He said he had no idea.

Visibility saves lives

My mother never responded to my letter.

I had to call her to discuss it, and it was clear from her wavering voice that she was disappointed, if not upset. To this day, my mother refers to anyone I’m dating as “your friend,” e.g. “Did you go to dinner with your friend?” But, mostly, my dating life is just not something my family is willing to discuss. It’s a topic everyone omits. I get to be a daughter and sister and an aunt and writer, but I don’t get to be a complete person with a love life — not around them.

Because I am often still assumed to be heterosexual, I continue to deal with homophobia on a regular basis as well. Sure, there are people who will be very up front with their hatred for LBGTQ people, whether in real life or online, but most people are covert about it. They say stuff only if they assume they are not in the presence of an LGBTQ individual (the way a racist may assume it’s okay to use the N word around other white people).

In these situations, especially with strangers or people I don’t know well or, in fact, may never see again, I usually don’t say anything. But my silence is not out of cowardice, but safety. In situations where a man has hit on me, often I lie and say I’m seeing someone — intentionally omitting that the someone would be a woman, which has led to problems in the past.

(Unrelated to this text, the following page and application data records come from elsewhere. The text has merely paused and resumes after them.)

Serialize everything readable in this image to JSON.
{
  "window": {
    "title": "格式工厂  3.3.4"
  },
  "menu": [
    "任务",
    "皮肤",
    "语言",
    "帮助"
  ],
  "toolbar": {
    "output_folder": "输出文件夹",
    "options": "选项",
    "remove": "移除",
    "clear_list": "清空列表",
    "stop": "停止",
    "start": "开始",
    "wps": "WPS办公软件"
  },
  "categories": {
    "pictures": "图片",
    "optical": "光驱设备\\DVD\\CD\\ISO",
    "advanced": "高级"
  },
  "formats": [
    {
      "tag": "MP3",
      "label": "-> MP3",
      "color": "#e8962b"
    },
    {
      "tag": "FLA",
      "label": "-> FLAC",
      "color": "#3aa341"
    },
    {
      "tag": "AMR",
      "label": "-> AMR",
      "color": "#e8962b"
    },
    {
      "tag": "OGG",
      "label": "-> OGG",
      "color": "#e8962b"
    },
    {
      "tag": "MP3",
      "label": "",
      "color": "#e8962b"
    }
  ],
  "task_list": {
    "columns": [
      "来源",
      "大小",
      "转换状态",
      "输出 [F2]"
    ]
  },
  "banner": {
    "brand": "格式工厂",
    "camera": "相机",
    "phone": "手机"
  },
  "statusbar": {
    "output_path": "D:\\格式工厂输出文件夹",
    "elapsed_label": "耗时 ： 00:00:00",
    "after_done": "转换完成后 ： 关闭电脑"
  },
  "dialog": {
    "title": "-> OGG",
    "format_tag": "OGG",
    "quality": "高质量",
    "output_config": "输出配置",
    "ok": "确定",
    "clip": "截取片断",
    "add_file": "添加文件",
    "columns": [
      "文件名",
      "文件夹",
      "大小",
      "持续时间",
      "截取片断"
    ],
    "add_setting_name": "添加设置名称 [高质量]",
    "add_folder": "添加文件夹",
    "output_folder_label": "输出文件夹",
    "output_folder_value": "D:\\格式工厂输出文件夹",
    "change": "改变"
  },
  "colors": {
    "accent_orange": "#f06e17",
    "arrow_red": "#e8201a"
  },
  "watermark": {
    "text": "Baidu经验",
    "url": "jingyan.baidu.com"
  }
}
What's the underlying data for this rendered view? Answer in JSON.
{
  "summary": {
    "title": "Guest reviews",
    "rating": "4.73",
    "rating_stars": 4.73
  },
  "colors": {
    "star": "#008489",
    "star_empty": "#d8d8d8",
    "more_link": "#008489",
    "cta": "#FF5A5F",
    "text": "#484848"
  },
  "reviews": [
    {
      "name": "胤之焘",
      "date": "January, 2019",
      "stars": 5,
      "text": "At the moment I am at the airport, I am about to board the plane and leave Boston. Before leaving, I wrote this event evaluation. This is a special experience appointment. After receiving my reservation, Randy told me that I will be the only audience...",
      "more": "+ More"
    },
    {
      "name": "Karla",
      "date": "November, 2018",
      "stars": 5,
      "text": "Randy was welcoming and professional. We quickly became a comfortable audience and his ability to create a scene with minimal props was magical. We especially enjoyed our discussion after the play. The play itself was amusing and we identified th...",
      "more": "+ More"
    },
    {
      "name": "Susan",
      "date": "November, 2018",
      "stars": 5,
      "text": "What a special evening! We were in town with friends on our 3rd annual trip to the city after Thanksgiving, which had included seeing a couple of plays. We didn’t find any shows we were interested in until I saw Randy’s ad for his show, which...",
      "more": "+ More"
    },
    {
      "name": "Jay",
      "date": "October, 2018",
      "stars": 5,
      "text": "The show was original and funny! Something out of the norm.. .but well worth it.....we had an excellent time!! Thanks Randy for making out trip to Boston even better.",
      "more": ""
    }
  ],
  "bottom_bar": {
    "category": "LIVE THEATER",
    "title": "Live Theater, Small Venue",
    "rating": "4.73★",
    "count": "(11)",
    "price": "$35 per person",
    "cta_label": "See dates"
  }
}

Being threatened with rape by men with fragile egos — being on the receiving end of threats that he would “turn me straight” — inspires lots of creative solutions for navigating life.

So, this is why it matters that Brittney Griner came out as gay.

This is why it matters than Sue Bird and Megan Rapinoe became the first gay couple to grace the cover of ESPN’s Body Issue.

Photo credit: Tamryn Spruill

This is why no one should treat a person’s coming out with indifference or apathy, and it is why Pride celebrations need to be refocused back towards the original message of the holiday. Yes, anyone who comes out should have pride in their strength and courage. But life is still not easy for many LGBTQ people in this society. The Pulse nightclub massacre happened a few years after publication of Griner’s memoir, In My Skin. Hate crimes have increased steadily against this population in recent years, and people commit suicide every day because they could no longer live with the torment of being in the closet or they came out and were rejected, abandoned or disowned.

Not only is the work not finished, it is just getting started, and it should not end until every person feels safe to live authentically. Furthermore, it must persist throughout the other 11 months of the year.

Further reading

Sue Bird, Megan Rapinoe become first gay couple featured in ESPN’s ‘Body Issue’

WNBA dominates all sports leagues in celebrating Pride month